A far greater number of people around the world support women’s rights than many believe, reveals new research from NHH Norwegian School of Economics.
According to Professor Alexander W. Cappelen, Deputy Director of The Centre of Excellence FAIR at NHH, and Professor Bertil Tungodden, Scientific Director of FAIR, a large global majority agrees that women should have the basic right to work outside the home.
Alongside colleagues from the University of Chicago, Stanford University, and the University of Zurich, they analysed 66,214 survey responses from 60 countries representing 85% of the world’s population.
In 41 countries, they find more than 90% of the population supports basic rights for women, and in 37 countries, the majority of men and women support affirmative action policies for hiring females in leadership positions.
“There is a universal underestimation of the support for basic rights for women, particularly regarding men’s support.
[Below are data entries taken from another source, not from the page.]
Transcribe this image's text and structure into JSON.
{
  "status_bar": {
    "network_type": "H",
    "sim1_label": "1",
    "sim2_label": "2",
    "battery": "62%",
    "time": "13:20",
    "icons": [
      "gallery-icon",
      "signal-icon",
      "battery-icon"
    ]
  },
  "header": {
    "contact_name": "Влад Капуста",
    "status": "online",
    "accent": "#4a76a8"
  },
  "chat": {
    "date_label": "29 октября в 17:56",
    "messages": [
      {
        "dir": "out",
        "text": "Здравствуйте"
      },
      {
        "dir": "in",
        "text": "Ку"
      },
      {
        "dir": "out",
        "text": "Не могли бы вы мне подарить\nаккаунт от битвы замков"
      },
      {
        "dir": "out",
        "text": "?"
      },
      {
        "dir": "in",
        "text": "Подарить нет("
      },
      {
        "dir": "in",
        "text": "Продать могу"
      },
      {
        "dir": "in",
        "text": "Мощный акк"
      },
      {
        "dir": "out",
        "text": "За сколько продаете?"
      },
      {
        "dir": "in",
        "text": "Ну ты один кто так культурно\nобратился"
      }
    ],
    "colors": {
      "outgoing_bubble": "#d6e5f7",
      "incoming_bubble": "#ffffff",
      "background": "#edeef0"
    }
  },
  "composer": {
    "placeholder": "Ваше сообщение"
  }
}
To illustrate, more than 80% of males support women’s basic right to work outside the home in Tanzania and Turkey, but it’s still believed to be a minority view among men,” says Professor Cappelen.
The researchers also find that people tend to underestimate support for affirmative action in less gender-equal countries, and overestimate it in more gender-equal countries.
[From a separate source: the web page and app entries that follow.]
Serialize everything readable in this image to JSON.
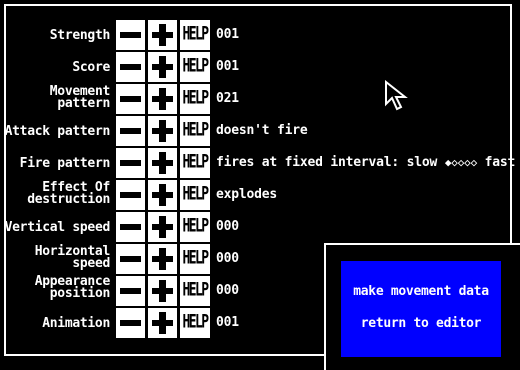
{
  "rows": [
    {
      "label": "Strength",
      "value": "001",
      "two_line": false
    },
    {
      "label": "Score",
      "value": "001",
      "two_line": false
    },
    {
      "label": "Movement pattern",
      "label_l1": "Movement",
      "label_l2": "pattern",
      "value": "021",
      "two_line": true
    },
    {
      "label": "Attack pattern",
      "value": "doesn't fire",
      "two_line": false
    },
    {
      "label": "Fire pattern",
      "value": "fires at fixed interval: slow",
      "value_suffix": "fast",
      "two_line": false
    },
    {
      "label": "Effect Of destruction",
      "label_l1": "Effect Of",
      "label_l2": "destruction",
      "value": "explodes",
      "two_line": true
    },
    {
      "label": "Vertical speed",
      "value": "000",
      "two_line": false
    },
    {
      "label": "Horizontal speed",
      "label_l1": "Horizontal",
      "label_l2": "speed",
      "value": "000",
      "two_line": true
    },
    {
      "label": "Appearance position",
      "label_l1": "Appearance",
      "label_l2": "position",
      "value": "000",
      "two_line": true
    },
    {
      "label": "Animation",
      "value": "001",
      "two_line": false
    }
  ],
  "help_label": "HELP",
  "fire_rate_level": 1,
  "fire_rate_max": 5,
  "menu": {
    "item1": "make movement data",
    "item2": "return to editor"
  },
  "colors": {
    "background": "#000000",
    "foreground": "#ffffff",
    "menu_bg": "#0000ff"
  }
}
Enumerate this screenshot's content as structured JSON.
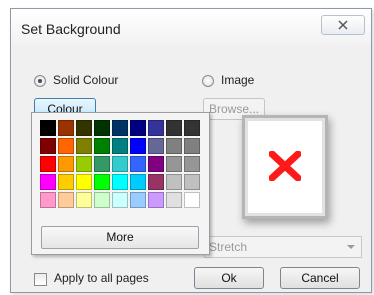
{
  "dialog": {
    "title": "Set Background",
    "close_icon": "close-icon"
  },
  "options": {
    "solid_colour_label": "Solid Colour",
    "solid_colour_selected": true,
    "image_label": "Image",
    "image_selected": false
  },
  "buttons": {
    "colour": "Colour",
    "browse": "Browse...",
    "ok": "Ok",
    "cancel": "Cancel",
    "more": "More"
  },
  "image_mode": {
    "selected": "Stretch"
  },
  "apply_all": {
    "label": "Apply to all pages",
    "checked": false
  },
  "preview": {
    "icon": "broken-image-x-icon",
    "icon_color": "#ff1a1a"
  },
  "palette": {
    "swatches": [
      "#000000",
      "#993300",
      "#333300",
      "#003300",
      "#003366",
      "#000080",
      "#333399",
      "#333333",
      "#333333",
      "#800000",
      "#ff6600",
      "#808000",
      "#008000",
      "#008080",
      "#0000ff",
      "#666699",
      "#808080",
      "#808080",
      "#ff0000",
      "#ff9900",
      "#99cc00",
      "#339966",
      "#33cccc",
      "#3366ff",
      "#800080",
      "#969696",
      "#969696",
      "#ff00ff",
      "#ffcc00",
      "#ffff00",
      "#00ff00",
      "#00ffff",
      "#00ccff",
      "#993366",
      "#c0c0c0",
      "#c0c0c0",
      "#ff99cc",
      "#ffcc99",
      "#ffff99",
      "#ccffcc",
      "#ccffff",
      "#99ccff",
      "#cc99ff",
      "#e0e0e0",
      "#ffffff"
    ]
  }
}
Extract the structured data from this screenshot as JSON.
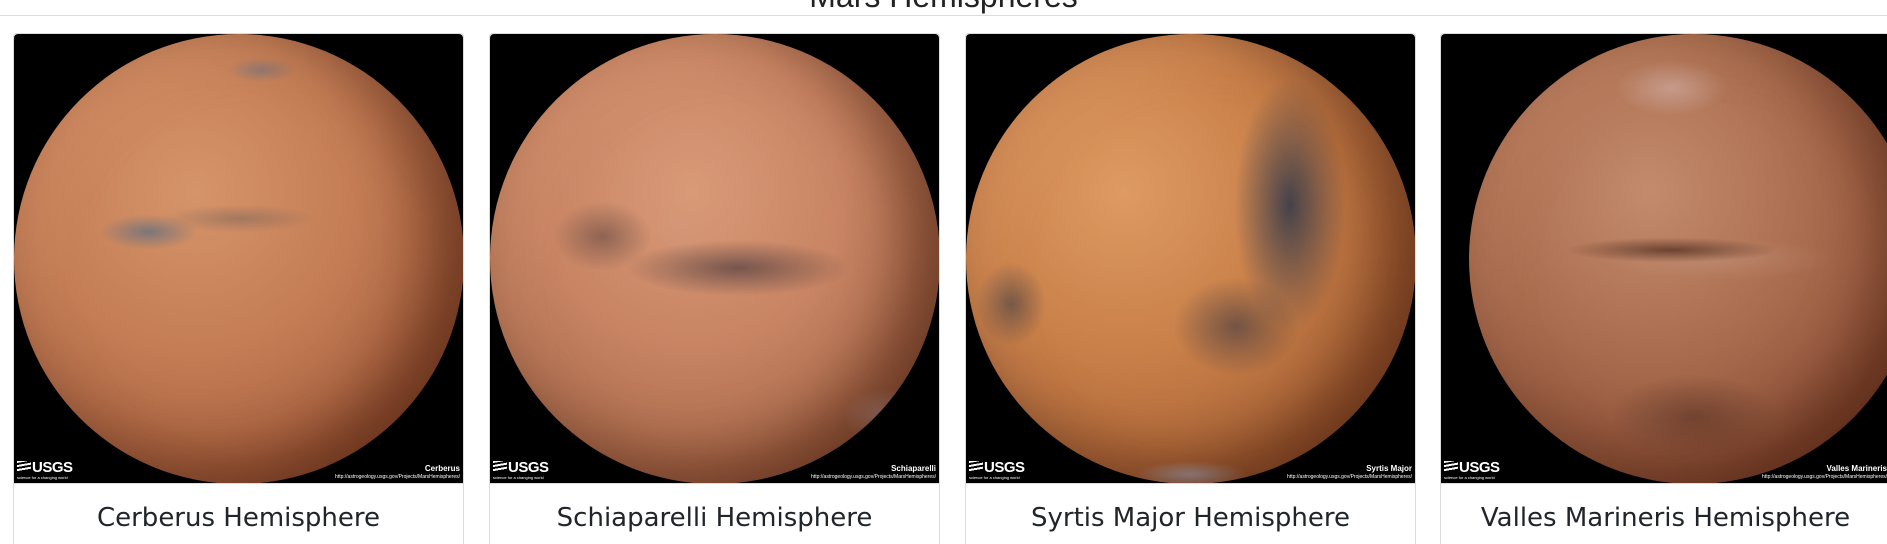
{
  "page": {
    "heading": "Mars Hemispheres"
  },
  "hemispheres": [
    {
      "title": "Cerberus Hemisphere",
      "image_label": "Cerberus",
      "image_url_text": "http://astrogeology.usgs.gov/Projects/MarsHemispheres/",
      "logo": "USGS",
      "logo_tagline": "science for a changing world"
    },
    {
      "title": "Schiaparelli Hemisphere",
      "image_label": "Schiaparelli",
      "image_url_text": "http://astrogeology.usgs.gov/Projects/MarsHemispheres/",
      "logo": "USGS",
      "logo_tagline": "science for a changing world"
    },
    {
      "title": "Syrtis Major Hemisphere",
      "image_label": "Syrtis Major",
      "image_url_text": "http://astrogeology.usgs.gov/Projects/MarsHemispheres/",
      "logo": "USGS",
      "logo_tagline": "science for a changing world"
    },
    {
      "title": "Valles Marineris Hemisphere",
      "image_label": "Valles Marineris",
      "image_url_text": "http://astrogeology.usgs.gov/Projects/MarsHemispheres/",
      "logo": "USGS",
      "logo_tagline": "science for a changing world"
    }
  ]
}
“This misunderstanding is partly driven by people underestimating men’s support for such policies in less equal countries, and overestimating women’s support in countries that are more equal,” says Professor Tungodden.
For example, in Zimbabwe, 72% of men support affirmative action, but this number is believed to be closer to 37%. And in the Netherlands, only 35% of women actually support these policies, while the number is misperceived to be around 62%.
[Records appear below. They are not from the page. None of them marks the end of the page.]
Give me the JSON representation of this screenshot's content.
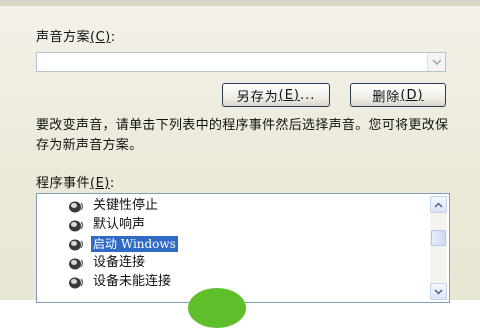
{
  "sound_scheme": {
    "label": "声音方案",
    "accelerator": "(C)",
    "label_suffix": ":",
    "value": ""
  },
  "buttons": {
    "save_as": {
      "label": "另存为",
      "accelerator": "(E)",
      "suffix": "..."
    },
    "delete": {
      "label": "删除",
      "accelerator": "(D)"
    }
  },
  "description": "要改变声音，请单击下列表中的程序事件然后选择声音。您可将更改保存为新声音方案。",
  "program_events": {
    "label": "程序事件",
    "accelerator": "(E)",
    "label_suffix": ":",
    "items": [
      {
        "label": "关键性停止",
        "selected": false
      },
      {
        "label": "默认响声",
        "selected": false
      },
      {
        "label": "启动 Windows",
        "selected": true
      },
      {
        "label": "设备连接",
        "selected": false
      },
      {
        "label": "设备未能连接",
        "selected": false
      }
    ],
    "item_icon": "speaker-icon"
  },
  "colors": {
    "selection": "#316ac5",
    "dialog_bg": "#ece9d8",
    "button_border": "#2a3a5a"
  }
}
The researchers say these findings could be used to correct miscalibrated perceptions of gender norms through information campaigns.
This could lead to relatively quick progress towards gender equality in many societies, while changing actual norms is a much slower process that requires deeper interventions, they suggest.
This research is available as a working paper from the NHH Department of Economics.